#### [DIRECTIONS FOR THIS TASK]
Only the lines that include "Active" should be copied from the data below.

#### [Dataset rows for apps and sites]
--- START ---

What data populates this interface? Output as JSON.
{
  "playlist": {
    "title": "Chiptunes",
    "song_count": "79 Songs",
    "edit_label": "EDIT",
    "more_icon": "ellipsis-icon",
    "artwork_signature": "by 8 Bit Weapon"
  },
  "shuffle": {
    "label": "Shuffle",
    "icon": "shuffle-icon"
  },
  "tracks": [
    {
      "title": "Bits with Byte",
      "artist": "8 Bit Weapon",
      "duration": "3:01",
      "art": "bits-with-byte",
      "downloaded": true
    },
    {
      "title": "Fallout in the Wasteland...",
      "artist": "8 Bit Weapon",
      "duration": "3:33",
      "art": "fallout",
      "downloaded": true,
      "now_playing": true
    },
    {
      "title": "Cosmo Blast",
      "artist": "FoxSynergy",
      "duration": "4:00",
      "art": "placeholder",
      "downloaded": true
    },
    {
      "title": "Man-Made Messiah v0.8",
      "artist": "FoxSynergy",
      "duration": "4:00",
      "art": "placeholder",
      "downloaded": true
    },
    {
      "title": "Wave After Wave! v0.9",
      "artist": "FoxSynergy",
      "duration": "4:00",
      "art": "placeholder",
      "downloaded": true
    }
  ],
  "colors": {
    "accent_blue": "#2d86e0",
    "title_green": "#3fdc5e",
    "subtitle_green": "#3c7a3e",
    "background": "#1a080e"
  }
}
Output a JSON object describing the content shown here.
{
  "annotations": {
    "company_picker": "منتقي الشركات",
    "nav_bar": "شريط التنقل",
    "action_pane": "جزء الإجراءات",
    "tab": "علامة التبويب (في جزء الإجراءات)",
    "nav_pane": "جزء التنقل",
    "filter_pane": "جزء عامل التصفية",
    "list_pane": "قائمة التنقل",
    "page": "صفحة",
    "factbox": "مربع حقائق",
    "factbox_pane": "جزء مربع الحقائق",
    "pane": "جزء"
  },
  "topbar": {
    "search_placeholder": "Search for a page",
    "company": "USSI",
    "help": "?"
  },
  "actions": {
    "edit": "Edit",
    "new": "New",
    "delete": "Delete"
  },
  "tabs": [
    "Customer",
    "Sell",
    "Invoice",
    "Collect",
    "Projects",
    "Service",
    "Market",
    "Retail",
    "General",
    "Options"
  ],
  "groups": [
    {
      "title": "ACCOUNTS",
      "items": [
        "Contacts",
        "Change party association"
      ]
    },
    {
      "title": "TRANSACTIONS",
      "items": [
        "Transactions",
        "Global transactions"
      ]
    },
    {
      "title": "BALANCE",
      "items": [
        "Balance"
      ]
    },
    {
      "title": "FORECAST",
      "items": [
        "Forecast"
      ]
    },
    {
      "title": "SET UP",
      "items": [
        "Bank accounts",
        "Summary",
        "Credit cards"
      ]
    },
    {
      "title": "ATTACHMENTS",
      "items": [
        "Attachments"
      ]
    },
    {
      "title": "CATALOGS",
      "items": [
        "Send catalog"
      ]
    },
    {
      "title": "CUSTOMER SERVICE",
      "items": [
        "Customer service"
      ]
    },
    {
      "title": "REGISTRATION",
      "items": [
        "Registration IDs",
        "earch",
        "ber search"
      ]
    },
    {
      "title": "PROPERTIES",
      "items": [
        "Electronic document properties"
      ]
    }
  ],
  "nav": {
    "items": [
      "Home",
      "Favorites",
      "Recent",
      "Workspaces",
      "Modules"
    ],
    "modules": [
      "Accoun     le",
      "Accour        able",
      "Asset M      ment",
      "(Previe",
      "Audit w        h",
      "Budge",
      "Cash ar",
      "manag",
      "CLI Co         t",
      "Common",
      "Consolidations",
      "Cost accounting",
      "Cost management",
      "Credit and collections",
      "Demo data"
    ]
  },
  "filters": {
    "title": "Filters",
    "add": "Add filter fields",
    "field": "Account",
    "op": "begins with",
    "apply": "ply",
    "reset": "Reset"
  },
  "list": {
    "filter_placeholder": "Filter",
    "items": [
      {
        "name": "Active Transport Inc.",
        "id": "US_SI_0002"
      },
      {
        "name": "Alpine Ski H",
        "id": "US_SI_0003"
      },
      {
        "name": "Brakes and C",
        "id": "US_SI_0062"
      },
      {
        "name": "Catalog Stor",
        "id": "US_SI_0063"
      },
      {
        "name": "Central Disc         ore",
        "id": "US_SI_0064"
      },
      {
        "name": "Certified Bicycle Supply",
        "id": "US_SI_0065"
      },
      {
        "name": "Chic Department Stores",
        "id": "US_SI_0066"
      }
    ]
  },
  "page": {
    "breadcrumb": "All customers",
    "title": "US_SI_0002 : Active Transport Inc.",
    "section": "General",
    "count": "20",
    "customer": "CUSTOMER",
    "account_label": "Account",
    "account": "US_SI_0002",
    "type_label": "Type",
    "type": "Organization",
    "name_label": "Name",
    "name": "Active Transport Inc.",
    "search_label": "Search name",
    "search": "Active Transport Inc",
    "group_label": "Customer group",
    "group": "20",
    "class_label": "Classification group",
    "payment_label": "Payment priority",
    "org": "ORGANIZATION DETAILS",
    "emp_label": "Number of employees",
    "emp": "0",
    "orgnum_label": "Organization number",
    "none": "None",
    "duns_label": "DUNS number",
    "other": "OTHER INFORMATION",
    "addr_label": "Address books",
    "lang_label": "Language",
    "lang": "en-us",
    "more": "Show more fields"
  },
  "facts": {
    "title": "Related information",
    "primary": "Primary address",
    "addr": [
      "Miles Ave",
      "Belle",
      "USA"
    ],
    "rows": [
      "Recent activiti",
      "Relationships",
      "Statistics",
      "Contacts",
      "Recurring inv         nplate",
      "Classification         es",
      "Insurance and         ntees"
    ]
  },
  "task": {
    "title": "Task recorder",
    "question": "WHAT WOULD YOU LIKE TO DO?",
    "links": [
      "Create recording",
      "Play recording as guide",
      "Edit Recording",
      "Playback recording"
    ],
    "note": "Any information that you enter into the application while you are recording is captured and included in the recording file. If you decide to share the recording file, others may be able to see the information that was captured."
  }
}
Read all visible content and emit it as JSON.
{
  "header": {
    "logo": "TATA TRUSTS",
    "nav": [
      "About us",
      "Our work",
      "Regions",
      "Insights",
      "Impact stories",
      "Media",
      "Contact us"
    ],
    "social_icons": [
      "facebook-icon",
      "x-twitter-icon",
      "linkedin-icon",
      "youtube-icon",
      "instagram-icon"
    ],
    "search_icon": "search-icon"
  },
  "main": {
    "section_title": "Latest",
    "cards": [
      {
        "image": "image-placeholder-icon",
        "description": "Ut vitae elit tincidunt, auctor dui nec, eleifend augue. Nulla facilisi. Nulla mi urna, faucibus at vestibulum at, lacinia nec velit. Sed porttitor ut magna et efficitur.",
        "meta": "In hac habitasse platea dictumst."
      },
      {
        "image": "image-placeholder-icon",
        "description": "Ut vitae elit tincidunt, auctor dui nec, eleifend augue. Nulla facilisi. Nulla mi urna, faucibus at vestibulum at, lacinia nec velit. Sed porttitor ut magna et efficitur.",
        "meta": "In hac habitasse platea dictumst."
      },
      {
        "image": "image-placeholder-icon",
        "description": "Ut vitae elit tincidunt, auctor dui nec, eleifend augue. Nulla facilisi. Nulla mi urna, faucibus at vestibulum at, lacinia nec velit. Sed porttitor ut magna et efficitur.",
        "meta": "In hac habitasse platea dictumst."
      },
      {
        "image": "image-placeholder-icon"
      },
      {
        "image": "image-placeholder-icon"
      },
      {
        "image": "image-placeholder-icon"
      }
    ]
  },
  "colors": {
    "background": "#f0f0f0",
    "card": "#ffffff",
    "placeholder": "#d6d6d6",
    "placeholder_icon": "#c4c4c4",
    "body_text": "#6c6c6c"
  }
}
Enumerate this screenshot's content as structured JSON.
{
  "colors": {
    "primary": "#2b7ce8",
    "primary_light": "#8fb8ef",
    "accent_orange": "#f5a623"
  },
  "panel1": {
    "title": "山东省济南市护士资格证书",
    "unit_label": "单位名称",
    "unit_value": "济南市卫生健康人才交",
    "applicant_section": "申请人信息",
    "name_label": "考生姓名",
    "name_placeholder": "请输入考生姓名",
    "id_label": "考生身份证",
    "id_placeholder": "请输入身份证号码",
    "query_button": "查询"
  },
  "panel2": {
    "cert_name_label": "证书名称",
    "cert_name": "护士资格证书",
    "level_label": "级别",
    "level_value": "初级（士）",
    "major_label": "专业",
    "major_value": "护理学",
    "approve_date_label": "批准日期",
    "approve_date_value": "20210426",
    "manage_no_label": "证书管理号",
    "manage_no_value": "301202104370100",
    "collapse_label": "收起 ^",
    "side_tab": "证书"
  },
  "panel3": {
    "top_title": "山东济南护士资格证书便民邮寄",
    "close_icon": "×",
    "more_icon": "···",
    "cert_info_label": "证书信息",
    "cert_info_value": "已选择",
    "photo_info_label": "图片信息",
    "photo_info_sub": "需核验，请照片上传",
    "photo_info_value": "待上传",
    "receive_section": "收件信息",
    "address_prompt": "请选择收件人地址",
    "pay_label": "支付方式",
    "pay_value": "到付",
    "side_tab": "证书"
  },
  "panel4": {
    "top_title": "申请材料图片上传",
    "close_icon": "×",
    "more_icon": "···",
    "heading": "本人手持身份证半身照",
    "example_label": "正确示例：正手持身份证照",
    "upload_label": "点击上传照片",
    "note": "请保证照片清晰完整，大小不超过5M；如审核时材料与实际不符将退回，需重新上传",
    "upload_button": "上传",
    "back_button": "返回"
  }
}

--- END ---

#### [REPLY]
        "name": "Active Transport Inc.",
    "title": "US_SI_0002 : Active Transport Inc.",
    "name": "Active Transport Inc.",
    "search": "Active Transport Inc",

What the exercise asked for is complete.